Government & Politics
Latest Government & Politics Publications
Judging the Public Interest examines the Supreme Court’s quashing of the Attorney General’s decision to block disclosure of the Prince of Wales’ correspondence with ministers. The report argues that, in doing so, the judiciary confused the rule of law with the rule of courts and overstepped its constitutional limits. It recommends that Parliament act swiftly to overturn this wayward judgment, reaffirming the rule of law and Parliamentary authority.
Despite their overwhelming importance, “squeezed middle” voters – those in the C1/C2 socio-economic classes – across England’s most marginal seats feel overlooked and unrepresented. Overlooked but Decisive examines the values and political attitudes of this group and develops a detailed profile of this groups values and beliefs.
Electoral Omission highlights how the administration of elections in the UK remains dangerously inefficient and open to fraud and predicts that there will be up to 15.5 million errors on the UK’s electoral registers at the time of next year’s General Election. The report recommends the introduction of targets for the maximum number of omissions and errors in the electoral register and annual checks to measure accuracy, along with small council tax rebates to encourage people to complete and return their voter registration forms.

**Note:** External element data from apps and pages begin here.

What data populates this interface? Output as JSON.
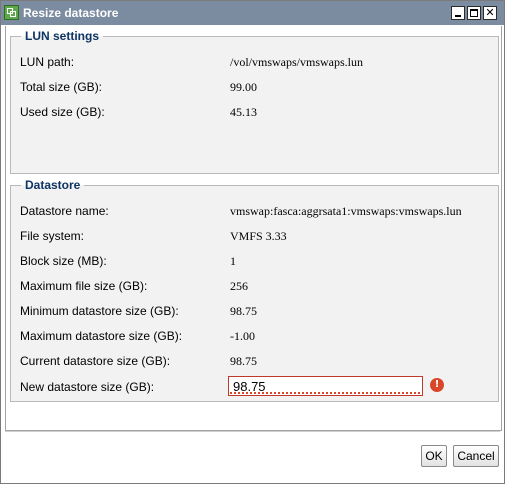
{
  "window": {
    "title": "Resize datastore",
    "icon": "vmware-app-icon",
    "controls": [
      "minimize",
      "maximize",
      "close"
    ]
  },
  "lun_settings": {
    "legend": "LUN settings",
    "rows": [
      {
        "label": "LUN path:",
        "value": "/vol/vmswaps/vmswaps.lun"
      },
      {
        "label": "Total size (GB):",
        "value": "99.00"
      },
      {
        "label": "Used size (GB):",
        "value": "45.13"
      }
    ]
  },
  "datastore": {
    "legend": "Datastore",
    "rows": [
      {
        "label": "Datastore name:",
        "value": "vmswap:fasca:aggrsata1:vmswaps:vmswaps.lun"
      },
      {
        "label": "File system:",
        "value": "VMFS 3.33"
      },
      {
        "label": "Block size (MB):",
        "value": "1"
      },
      {
        "label": "Maximum file size (GB):",
        "value": "256"
      },
      {
        "label": "Minimum datastore size (GB):",
        "value": "98.75"
      },
      {
        "label": "Maximum datastore size (GB):",
        "value": "-1.00"
      },
      {
        "label": "Current datastore size (GB):",
        "value": "98.75"
      }
    ],
    "new_size": {
      "label": "New datastore size (GB):",
      "value": "98.75",
      "error_icon": "error-icon"
    }
  },
  "buttons": {
    "ok": "OK",
    "cancel": "Cancel"
  },
  "colors": {
    "titlebar": "#7b8ca0",
    "legend_text": "#0e3463",
    "group_background": "#f2f2f2",
    "error": "#d9472b"
  }
}
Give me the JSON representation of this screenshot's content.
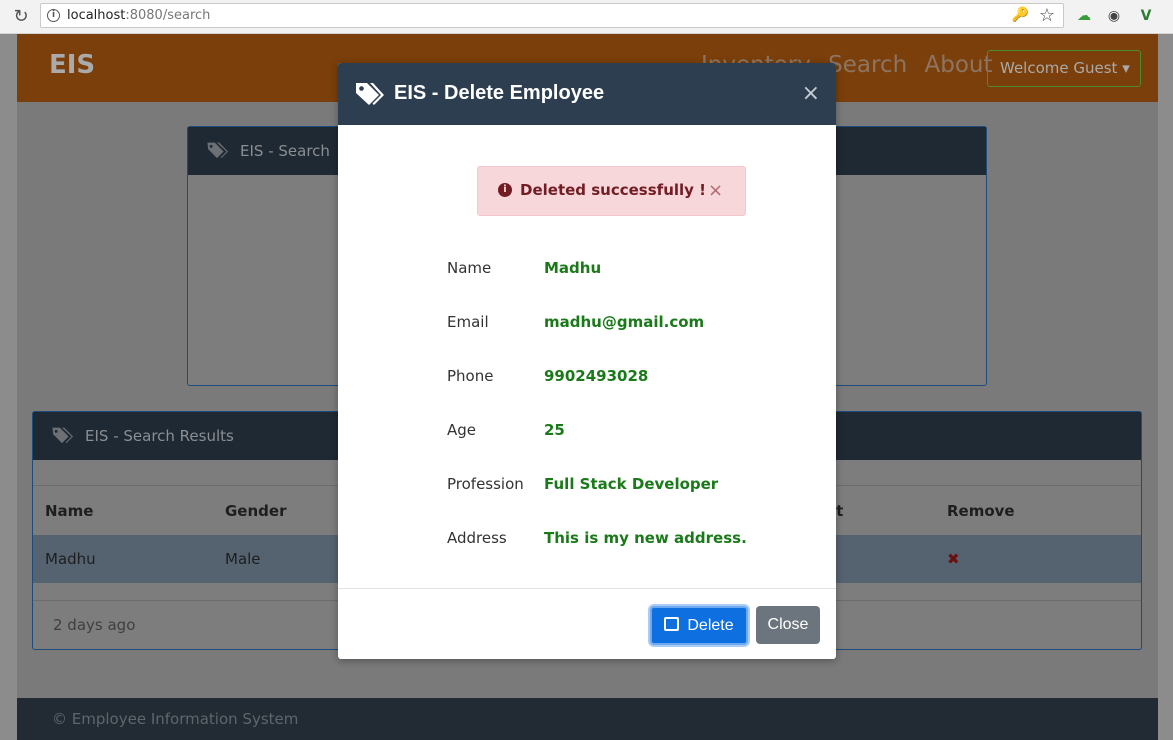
{
  "browser": {
    "url_host": "localhost",
    "url_path": ":8080/search"
  },
  "navbar": {
    "brand": "EIS",
    "links": [
      "Inventory",
      "Search",
      "About"
    ],
    "welcome": "Welcome Guest"
  },
  "search_card": {
    "title": "EIS - Search"
  },
  "results_card": {
    "title": "EIS - Search Results",
    "columns": [
      "Name",
      "Gender",
      "Edit",
      "Remove"
    ],
    "row": {
      "name": "Madhu",
      "gender": "Male"
    },
    "footer_text": "2 days ago"
  },
  "footer": {
    "text": "© Employee Information System"
  },
  "modal": {
    "title": "EIS - Delete Employee",
    "alert_text": "Deleted successfully !",
    "fields": [
      {
        "label": "Name",
        "value": "Madhu"
      },
      {
        "label": "Email",
        "value": "madhu@gmail.com"
      },
      {
        "label": "Phone",
        "value": "9902493028"
      },
      {
        "label": "Age",
        "value": "25"
      },
      {
        "label": "Profession",
        "value": "Full Stack Developer"
      },
      {
        "label": "Address",
        "value": "This is my new address."
      }
    ],
    "delete_label": "Delete",
    "close_label": "Close"
  }
}
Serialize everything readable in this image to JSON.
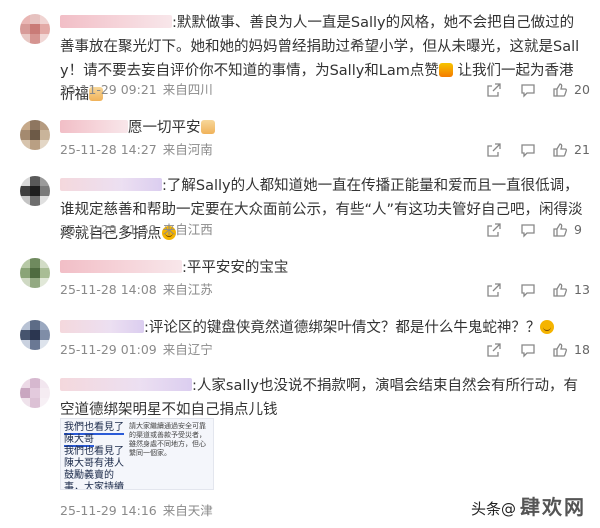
{
  "comments": [
    {
      "text": ":默默做事、善良为人一直是Sally的风格，她不会把自己做过的善事放在聚光灯下。她和她的妈妈曾经捐助过希望小学，但从未曝光，这就是Sally！请不要去妄自评价你不知道的事情，为Sally和Lam点赞",
      "tail": " 让我们一起为香港祈福",
      "date": "25-11-29 09:21",
      "location": "来自四川",
      "likes": "20"
    },
    {
      "text": "愿一切平安",
      "date": "25-11-28 14:27",
      "location": "来自河南",
      "likes": "21"
    },
    {
      "text": ":了解Sally的人都知道她一直在传播正能量和爱而且一直很低调，谁规定慈善和帮助一定要在大众面前公示，有些“人”有这功夫管好自己吧，闲得淡疼就自己多捐点",
      "date": "25-11-29 11:59",
      "location": "来自江西",
      "likes": "9"
    },
    {
      "text": ":平平安安的宝宝",
      "date": "25-11-28 14:08",
      "location": "来自江苏",
      "likes": "13"
    },
    {
      "text": ":评论区的键盘侠竟然道德绑架叶倩文？都是什么牛鬼蛇神？？",
      "date": "25-11-29 01:09",
      "location": "来自辽宁",
      "likes": "18"
    },
    {
      "text": ":人家sally也没说不捐款啊，演唱会结束自然会有所行动，有空道德绑架明星不如自己捐点儿钱",
      "date": "25-11-29 14:16",
      "location": "来自天津",
      "likes": "",
      "image_text_left": "我們也看見了陳大哥有港人鼓勵義賣的事，大家持續溫通了我送上愛與支持",
      "image_text_highlight": "我們也看見了陳大哥",
      "image_text_right": "請大家繼續通過安全可靠的渠道或善款予受災者，雖然身處不同地方，但心繫同一個家。"
    }
  ],
  "watermark": {
    "prefix": "头条",
    "suffix": "@",
    "big": "肆欢网"
  },
  "colors": {
    "meta_gray": "#8a8a8a",
    "icon_gray": "#888888"
  }
}
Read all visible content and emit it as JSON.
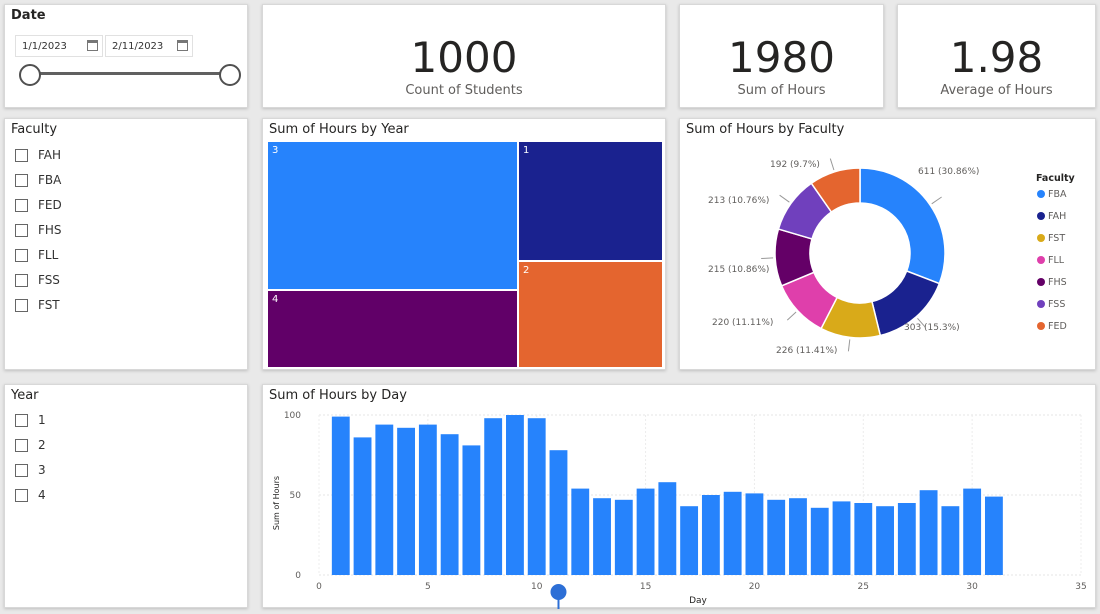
{
  "date_slicer": {
    "title": "Date",
    "start_date": "1/1/2023",
    "end_date": "2/11/2023"
  },
  "kpis": [
    {
      "value": "1000",
      "label": "Count of Students"
    },
    {
      "value": "1980",
      "label": "Sum of Hours"
    },
    {
      "value": "1.98",
      "label": "Average of Hours"
    }
  ],
  "faculty_slicer": {
    "title": "Faculty",
    "items": [
      "FAH",
      "FBA",
      "FED",
      "FHS",
      "FLL",
      "FSS",
      "FST"
    ]
  },
  "year_slicer": {
    "title": "Year",
    "items": [
      "1",
      "2",
      "3",
      "4"
    ]
  },
  "colors": {
    "fba": "#2683fc",
    "fah": "#1a228f",
    "fst": "#d9aa19",
    "fll": "#df3fab",
    "fhs": "#640067",
    "fss": "#7040bd",
    "fed": "#e4652f",
    "year3": "#2683fc",
    "year1": "#1a228f",
    "year4": "#610068",
    "year2": "#e4652f",
    "bar": "#2683fc"
  },
  "chart_data": [
    {
      "type": "treemap",
      "title": "Sum of Hours by Year",
      "items": [
        {
          "label": "3",
          "value": 760,
          "color": "#2683fc"
        },
        {
          "label": "1",
          "value": 390,
          "color": "#1a228f"
        },
        {
          "label": "4",
          "value": 455,
          "color": "#610068"
        },
        {
          "label": "2",
          "value": 375,
          "color": "#e4652f"
        }
      ]
    },
    {
      "type": "pie",
      "title": "Sum of Hours by Faculty",
      "legend_title": "Faculty",
      "legend_position": "right",
      "slices": [
        {
          "label": "FBA",
          "value": 611,
          "pct": "30.86%",
          "data_label": "611 (30.86%)",
          "color": "#2683fc"
        },
        {
          "label": "FAH",
          "value": 303,
          "pct": "15.3%",
          "data_label": "303 (15.3%)",
          "color": "#1a228f"
        },
        {
          "label": "FST",
          "value": 226,
          "pct": "11.41%",
          "data_label": "226 (11.41%)",
          "color": "#d9aa19"
        },
        {
          "label": "FLL",
          "value": 220,
          "pct": "11.11%",
          "data_label": "220 (11.11%)",
          "color": "#df3fab"
        },
        {
          "label": "FHS",
          "value": 215,
          "pct": "10.86%",
          "data_label": "215 (10.86%)",
          "color": "#640067"
        },
        {
          "label": "FSS",
          "value": 213,
          "pct": "10.76%",
          "data_label": "213 (10.76%)",
          "color": "#7040bd"
        },
        {
          "label": "FED",
          "value": 192,
          "pct": "9.7%",
          "data_label": "192 (9.7%)",
          "color": "#e4652f"
        }
      ]
    },
    {
      "type": "bar",
      "title": "Sum of Hours by Day",
      "xlabel": "Day",
      "ylabel": "Sum of Hours",
      "xlim": [
        0,
        35
      ],
      "ylim": [
        0,
        100
      ],
      "x_ticks": [
        0,
        5,
        10,
        15,
        20,
        25,
        30,
        35
      ],
      "y_ticks": [
        0,
        50,
        100
      ],
      "grid": true,
      "categories": [
        1,
        2,
        3,
        4,
        5,
        6,
        7,
        8,
        9,
        10,
        11,
        12,
        13,
        14,
        15,
        16,
        17,
        18,
        19,
        20,
        21,
        22,
        23,
        24,
        25,
        26,
        27,
        28,
        29,
        30,
        31
      ],
      "values": [
        99,
        86,
        94,
        92,
        94,
        88,
        81,
        98,
        100,
        98,
        78,
        54,
        48,
        47,
        54,
        58,
        43,
        50,
        52,
        51,
        47,
        48,
        42,
        46,
        45,
        43,
        45,
        53,
        43,
        54,
        49
      ],
      "playhead_day": 11
    }
  ]
}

Latest Government & Politics Blogs
Ahead of Policy Exchange’s Conservative Party conference event on the topic, Rebecca Lowe Coulson, PX’s State and Society Research Fellow, explores the significance of the term ‘One Nation’
Professor Richard Ekins, Director of Policy Exchange’s Judicial Power Project, sets out how senior judges have exceeded the limits of their constitutional authority in the Evans v Attorney General case, which forced the disclosure of Prince Charles’ correspondence with ministers.
Reflecting on Professor Finnis’ recent lecture on the past, present and future of judicial power, and on responses to the lecture, Professors Ekins and Gee consider how best to make the case against expansive judicial power. They argue that the public and politicians should be free to debate frankly the role of the courts in our constitution, welcoming the willingness of some in the political class to restate the traditional limits on judicial power and emphasising the primacy of an elected Parliament as the safeguard against injustice and the disadvantages of remaking the law by judicial process.
Latest Government & Politics News
Philip Johnston, writes for The Daily Telegraph on judges making political decisions and the work of Policy Exchange’s Judicial Power Project.
The Spectator’s Isabel Hardman covers Policy Exchange’s event with John Bercow, Speaker of the House of Commons. The Speaker set out his thoughts on how PMQs could be improved (beyond better behaviour from MPs), including a longer session and a mix of open and substantive questions from MPs.
Latest Government & Politics Events
Policy Exchange is delighted to host an event that will bring together speakers who have contrasting views on the freedom of speech. Our panelists include: Munira Mirza, Jess Phillips MP, Kitty Parker Brooks, and Douglas Murray.
We are delighted to be hosting Rt Hon John Bercow MP, Speaker of the House of Commons, for a speech on the ongoing drive to modernise the House of Commons.